wear due to acid build-up in the lubricating oil. For most satisfactory engine life, fuels containing less than
0.5% sulfur should be used.
Fuel oil should be clean and free of contamination. Storage tanks should be inspected regularly for dirt, water,
or water-emulsion sludge, and cleaned if contaminated. Storage instability of the fuel can lead to the formation
of varnish or sludge in the tank. The presence of these contaminants for storage instability must be resolved
with the fuel supplier.
DETROIT DIESEL FUEL OIL SPECIFICATIONS
Detroit Diesel Allison designs, develops, and manufactures commercial diesel engines to operate on diesel
fuels classified by the ASTM as Designation D-975 (grades 1-D and 2-D). These grades are very similar to
grades DF-1 and DF-2 of Federal Specification VV-F-800. Residual fuels and furnace oils, generally, are not
considered satisfactory for Detroit Diesel engines. In some regions, however, fuel suppliers may distribute one
fuel that is marketed as either diesel fuel (ASTM D-975) or domestic heating fuel (ASTM D-396) sometimes
identified as furnace oil. In this case, the fuel should be investigated to determine whether the properties
conform with those shown in the Fuel Oil Selection Chart presented in this specification.
The Fuel Oil Selection Chart also will serve as a guide in the selection of the proper fuel for various
applications. The fuels used must be clean, completely distilled, stable, and noncorrosive. Distillation range,
cetane number, and sulfur content are three of the most important properties of diesel fuels that must be
controlled to insure optimum combustion and minimum wear. Engine speed, load, and ambient temperature
influence the selection of fuels with respect to distillation range and cetane number. The sulfur content of the
fuel must be as low as possible to avoid excessive deposit formation, premature wear, and to minimize the
sulfur dioxide exhausted into the atmosphere.
To assure that the fuel you use meets the required properties, enlist the aid of a reputable fuel oil supplier. The
responsibility for clean fuel lies with the fuel supplier as well as the operator.
During cold weather engine operation, the cloud point (the temperature at which wax crystals begin to form in
diesel fuel) should be 10 (6 ) below the lowest expected fuel temperature to prevent clogging of the fuel
filters by wax crystals.
At temperatures below -20 (-29 ), consult an authorized Detroit Diesel Allison service outlet, since particular
attention must be given to the cooling system, lubricating system, fuel system, electrical system, and cold
weather starting aid for efficient engine starting and operation.
When prolonged idling periods or cold weather conditions below 32 (0 ) are
encountered, the use of lighter distillate fuels may be more practical.
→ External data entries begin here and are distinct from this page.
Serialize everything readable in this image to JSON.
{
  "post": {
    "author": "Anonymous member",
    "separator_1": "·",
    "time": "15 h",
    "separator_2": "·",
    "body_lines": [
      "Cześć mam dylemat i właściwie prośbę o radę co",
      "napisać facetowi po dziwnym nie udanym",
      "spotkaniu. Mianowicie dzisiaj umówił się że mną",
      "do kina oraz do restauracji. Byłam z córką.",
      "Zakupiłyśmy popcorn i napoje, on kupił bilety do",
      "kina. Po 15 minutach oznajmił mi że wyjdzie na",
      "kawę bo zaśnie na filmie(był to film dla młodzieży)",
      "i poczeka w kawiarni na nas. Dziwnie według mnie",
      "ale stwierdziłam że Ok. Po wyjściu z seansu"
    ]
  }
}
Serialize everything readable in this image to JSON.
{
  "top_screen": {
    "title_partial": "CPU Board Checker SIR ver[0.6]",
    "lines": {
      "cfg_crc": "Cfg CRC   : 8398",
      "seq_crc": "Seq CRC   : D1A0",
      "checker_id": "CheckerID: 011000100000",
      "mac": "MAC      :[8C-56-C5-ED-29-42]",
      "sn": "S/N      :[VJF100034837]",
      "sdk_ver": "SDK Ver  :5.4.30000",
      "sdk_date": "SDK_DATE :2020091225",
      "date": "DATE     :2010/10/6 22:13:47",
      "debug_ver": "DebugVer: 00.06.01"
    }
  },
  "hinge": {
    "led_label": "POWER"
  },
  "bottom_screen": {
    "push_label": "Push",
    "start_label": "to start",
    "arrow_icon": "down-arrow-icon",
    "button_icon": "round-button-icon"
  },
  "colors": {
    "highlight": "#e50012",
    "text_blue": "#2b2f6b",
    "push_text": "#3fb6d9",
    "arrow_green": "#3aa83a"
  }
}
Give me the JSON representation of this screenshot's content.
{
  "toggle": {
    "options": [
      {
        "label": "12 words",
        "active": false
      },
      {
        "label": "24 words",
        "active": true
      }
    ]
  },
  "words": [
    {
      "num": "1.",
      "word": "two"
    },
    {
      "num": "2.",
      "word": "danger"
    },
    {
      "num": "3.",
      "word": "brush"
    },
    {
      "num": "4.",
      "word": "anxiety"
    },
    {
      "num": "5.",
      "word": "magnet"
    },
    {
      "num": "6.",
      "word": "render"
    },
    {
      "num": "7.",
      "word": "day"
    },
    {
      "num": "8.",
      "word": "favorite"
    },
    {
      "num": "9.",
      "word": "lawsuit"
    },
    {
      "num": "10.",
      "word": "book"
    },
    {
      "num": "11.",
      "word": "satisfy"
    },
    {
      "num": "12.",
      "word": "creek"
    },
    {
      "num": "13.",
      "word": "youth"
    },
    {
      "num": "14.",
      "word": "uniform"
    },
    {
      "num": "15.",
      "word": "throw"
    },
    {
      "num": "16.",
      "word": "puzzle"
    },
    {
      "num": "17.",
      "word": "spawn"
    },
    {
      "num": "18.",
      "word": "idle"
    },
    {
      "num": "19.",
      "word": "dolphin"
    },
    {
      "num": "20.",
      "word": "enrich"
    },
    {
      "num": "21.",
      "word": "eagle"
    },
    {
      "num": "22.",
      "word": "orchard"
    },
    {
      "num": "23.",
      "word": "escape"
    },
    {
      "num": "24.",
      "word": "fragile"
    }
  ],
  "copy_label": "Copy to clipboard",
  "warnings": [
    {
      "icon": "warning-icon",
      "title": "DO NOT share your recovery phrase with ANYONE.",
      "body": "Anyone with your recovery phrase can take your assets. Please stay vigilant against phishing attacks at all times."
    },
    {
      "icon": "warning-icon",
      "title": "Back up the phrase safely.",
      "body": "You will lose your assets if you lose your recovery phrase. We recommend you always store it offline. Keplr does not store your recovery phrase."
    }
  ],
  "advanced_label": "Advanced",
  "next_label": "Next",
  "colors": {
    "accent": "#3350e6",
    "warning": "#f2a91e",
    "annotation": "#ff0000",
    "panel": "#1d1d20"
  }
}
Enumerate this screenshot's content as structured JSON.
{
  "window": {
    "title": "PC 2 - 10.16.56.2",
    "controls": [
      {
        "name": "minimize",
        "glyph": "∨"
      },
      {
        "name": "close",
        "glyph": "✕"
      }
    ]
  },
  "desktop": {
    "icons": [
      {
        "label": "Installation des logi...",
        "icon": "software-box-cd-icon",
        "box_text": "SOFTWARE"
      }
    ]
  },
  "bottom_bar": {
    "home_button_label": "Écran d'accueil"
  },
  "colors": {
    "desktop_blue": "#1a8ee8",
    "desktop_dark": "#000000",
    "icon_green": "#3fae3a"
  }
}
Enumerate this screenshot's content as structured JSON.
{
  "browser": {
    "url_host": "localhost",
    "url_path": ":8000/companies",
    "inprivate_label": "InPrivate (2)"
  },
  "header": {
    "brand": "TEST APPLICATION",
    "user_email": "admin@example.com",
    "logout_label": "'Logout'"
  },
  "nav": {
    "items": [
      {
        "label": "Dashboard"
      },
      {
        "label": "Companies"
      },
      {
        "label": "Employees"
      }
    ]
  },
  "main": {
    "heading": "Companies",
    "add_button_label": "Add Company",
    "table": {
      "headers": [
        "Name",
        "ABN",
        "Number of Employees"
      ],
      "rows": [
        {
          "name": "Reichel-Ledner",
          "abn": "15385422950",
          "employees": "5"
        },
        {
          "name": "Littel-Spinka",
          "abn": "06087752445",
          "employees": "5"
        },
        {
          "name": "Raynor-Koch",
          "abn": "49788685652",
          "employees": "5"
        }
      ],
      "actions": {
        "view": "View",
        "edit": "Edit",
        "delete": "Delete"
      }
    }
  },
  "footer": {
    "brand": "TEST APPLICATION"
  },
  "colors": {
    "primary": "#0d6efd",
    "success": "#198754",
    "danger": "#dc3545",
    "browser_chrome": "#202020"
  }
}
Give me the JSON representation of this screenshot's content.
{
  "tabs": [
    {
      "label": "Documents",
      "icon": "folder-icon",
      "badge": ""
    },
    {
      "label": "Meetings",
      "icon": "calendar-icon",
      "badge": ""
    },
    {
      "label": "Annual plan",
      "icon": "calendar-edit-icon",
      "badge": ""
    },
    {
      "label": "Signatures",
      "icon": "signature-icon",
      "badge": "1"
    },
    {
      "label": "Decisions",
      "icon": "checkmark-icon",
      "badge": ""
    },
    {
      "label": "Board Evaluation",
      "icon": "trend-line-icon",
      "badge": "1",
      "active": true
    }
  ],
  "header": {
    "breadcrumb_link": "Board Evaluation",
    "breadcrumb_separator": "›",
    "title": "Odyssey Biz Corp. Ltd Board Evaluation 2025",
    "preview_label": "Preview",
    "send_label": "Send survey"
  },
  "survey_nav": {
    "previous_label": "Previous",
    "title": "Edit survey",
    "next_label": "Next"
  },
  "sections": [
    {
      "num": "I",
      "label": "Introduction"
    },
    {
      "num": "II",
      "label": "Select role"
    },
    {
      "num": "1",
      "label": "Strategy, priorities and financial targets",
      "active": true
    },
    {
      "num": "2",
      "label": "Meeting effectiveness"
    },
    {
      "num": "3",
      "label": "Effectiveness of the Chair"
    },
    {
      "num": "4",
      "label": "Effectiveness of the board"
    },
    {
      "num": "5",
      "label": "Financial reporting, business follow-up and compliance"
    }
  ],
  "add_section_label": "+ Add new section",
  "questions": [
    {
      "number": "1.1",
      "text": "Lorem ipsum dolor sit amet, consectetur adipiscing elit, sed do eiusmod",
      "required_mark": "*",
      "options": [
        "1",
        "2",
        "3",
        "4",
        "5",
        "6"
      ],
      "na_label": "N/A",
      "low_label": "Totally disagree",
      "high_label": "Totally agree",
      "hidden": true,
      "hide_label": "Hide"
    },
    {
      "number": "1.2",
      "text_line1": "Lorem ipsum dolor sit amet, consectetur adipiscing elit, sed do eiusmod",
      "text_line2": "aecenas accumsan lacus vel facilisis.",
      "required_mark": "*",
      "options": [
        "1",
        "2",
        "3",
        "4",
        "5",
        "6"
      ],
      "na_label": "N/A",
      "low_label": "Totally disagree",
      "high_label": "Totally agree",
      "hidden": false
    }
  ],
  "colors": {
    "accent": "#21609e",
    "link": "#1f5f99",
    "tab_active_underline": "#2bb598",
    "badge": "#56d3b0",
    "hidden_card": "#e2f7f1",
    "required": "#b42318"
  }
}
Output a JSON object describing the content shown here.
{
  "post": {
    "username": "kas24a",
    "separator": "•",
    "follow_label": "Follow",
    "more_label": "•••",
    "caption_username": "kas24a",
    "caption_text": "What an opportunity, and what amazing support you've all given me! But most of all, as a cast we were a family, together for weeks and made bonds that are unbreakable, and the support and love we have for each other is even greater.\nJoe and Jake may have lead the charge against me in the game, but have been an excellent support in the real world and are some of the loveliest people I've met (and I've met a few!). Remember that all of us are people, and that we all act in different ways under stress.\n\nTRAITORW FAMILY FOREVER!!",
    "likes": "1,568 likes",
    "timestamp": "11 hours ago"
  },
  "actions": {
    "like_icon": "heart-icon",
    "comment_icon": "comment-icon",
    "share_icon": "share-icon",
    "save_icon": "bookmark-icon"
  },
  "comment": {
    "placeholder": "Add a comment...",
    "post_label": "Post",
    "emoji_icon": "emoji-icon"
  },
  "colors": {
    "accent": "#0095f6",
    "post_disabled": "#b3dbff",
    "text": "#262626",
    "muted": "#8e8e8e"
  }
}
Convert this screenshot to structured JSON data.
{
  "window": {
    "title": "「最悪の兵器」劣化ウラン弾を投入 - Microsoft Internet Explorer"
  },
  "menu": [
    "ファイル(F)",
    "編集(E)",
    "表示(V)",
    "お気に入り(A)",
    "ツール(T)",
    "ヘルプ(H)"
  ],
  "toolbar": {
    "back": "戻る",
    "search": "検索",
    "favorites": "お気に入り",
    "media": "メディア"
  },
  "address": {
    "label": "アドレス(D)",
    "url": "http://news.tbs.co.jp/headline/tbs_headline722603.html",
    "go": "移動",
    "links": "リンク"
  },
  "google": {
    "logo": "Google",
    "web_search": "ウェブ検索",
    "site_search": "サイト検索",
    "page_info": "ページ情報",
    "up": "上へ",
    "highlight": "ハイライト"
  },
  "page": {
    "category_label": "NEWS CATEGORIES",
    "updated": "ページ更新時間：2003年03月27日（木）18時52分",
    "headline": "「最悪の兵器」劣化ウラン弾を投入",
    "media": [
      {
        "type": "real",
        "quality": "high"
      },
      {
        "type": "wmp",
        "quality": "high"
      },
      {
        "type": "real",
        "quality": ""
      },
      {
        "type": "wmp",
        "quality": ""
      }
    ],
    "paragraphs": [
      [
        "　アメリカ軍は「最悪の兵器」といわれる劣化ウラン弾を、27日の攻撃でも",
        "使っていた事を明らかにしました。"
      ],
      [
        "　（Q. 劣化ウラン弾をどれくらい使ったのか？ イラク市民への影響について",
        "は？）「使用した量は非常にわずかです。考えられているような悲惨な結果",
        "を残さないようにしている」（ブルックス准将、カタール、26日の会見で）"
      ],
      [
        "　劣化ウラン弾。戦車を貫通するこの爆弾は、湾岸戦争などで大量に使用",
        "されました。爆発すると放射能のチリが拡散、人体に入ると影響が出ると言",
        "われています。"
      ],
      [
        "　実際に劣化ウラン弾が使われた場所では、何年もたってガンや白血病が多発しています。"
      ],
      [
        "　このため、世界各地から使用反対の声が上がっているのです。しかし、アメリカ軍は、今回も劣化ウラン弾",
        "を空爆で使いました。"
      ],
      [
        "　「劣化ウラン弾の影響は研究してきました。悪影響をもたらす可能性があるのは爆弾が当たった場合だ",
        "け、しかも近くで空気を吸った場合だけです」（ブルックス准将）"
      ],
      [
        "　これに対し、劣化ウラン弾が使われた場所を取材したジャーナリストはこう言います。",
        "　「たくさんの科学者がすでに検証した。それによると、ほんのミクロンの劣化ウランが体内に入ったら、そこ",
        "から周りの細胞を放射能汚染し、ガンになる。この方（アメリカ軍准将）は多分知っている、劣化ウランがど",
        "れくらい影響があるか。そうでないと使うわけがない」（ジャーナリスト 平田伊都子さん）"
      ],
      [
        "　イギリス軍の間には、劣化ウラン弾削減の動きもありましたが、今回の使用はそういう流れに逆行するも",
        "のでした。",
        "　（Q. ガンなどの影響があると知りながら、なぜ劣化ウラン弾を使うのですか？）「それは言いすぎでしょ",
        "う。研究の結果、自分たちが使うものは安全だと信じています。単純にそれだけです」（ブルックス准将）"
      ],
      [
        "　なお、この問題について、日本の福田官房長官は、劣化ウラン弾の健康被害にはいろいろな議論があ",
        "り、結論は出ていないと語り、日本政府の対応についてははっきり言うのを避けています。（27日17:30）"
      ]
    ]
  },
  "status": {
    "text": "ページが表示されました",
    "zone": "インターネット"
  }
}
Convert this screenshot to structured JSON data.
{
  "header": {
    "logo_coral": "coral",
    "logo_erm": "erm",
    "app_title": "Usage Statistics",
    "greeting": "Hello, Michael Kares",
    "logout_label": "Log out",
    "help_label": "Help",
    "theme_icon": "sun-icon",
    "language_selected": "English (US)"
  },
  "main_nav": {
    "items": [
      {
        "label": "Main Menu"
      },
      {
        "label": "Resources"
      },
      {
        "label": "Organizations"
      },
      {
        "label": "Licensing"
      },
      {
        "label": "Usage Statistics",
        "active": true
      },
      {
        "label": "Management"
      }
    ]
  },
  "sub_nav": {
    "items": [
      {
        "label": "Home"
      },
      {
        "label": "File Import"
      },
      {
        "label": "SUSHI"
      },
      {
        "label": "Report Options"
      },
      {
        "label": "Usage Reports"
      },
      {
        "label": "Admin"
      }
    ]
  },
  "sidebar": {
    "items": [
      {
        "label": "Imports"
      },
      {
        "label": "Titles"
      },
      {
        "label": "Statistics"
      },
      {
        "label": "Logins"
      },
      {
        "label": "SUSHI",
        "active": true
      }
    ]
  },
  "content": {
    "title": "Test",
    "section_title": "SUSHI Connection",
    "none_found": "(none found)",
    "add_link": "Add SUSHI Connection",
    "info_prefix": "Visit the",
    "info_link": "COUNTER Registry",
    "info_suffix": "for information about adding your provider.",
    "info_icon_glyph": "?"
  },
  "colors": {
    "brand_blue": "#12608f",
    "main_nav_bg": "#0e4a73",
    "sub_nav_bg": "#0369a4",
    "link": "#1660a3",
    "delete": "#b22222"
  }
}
The same
consideration must be made when operating at altitudes above 5000 feet.
DIESEL LUBRICATING OILS
All diesel engines require heavy-duty lubricating oils. Basic requirements of such oils are lubricating quality,
Lubricating Quality: The reduction of friction and wear by maintaining an oil